I think these things all join up. A lack of respect for facts, a lack of respect for language, and a lack of respect for simple morality. When academics find it hard to condemn terrorism as terrorism, praise hatred and call it legitimate political expression, and single out for vituperation the only democracy in the Middle East, it's a sure sign they aren't thinking straight. Surely this is the irony of these boycotts, that they should be spearheaded by academics of all people. Academics are supposed to have been taught how to use their minds. A great many do. But a host of left-wing post-structuralists and post-colonialists, who have been taught how not to think by thinkers whoi love obscurity, have forged ahead to be the standard-bearers of a new ignorance. The hatefulness of radical Islam doesn't faze them in the least. Just as Ken Livingstone was able to give the finger to his gay, feminist, and Jewish allies when he decided to embrace the notorious anti-Zionist, anti-gay, and anti-feminist Shaykh Yusuf al-Qaradawi, so these hardcore illiberals abandon all pretence to morality and progress. They admire a group like Hamas that would eat them alive if it got the chance. They defend Iran, a country that bans some religious minorities from its universities and calls it freedom. They condemn Israeli actions without once citing the context within which those actions take place. But what do facts matter? They make their minds up, despise open debate, and clamour to break the law against discrimination.

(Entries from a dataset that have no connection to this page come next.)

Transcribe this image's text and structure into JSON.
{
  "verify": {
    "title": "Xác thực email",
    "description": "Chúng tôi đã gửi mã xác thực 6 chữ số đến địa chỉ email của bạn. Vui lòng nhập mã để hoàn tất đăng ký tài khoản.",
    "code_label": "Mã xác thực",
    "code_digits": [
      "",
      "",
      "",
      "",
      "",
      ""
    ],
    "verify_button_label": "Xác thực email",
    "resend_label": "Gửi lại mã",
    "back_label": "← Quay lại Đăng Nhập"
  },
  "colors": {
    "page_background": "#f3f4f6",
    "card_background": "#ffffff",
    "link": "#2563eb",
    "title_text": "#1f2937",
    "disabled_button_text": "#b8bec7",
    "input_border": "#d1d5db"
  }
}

The oddest thing of all is why this is such a British thing. After all, there's plenty of anti-Semitism and anti-Zionism on US campuses (see the excellent study Uncivil Society), yet US academic organizations, including the heavily Saidean Middle East Studies Association, have condemned British excesses. The French actually produce the sort of philosopher I've been talking about, and they have a very active left wing, but they haven't called for a boycott. Nor has anyone else in Europe, Canada, Australia, or New Zealand. Now, I really can't explain this. If anyone who reads this can, I'd be grateful for their views.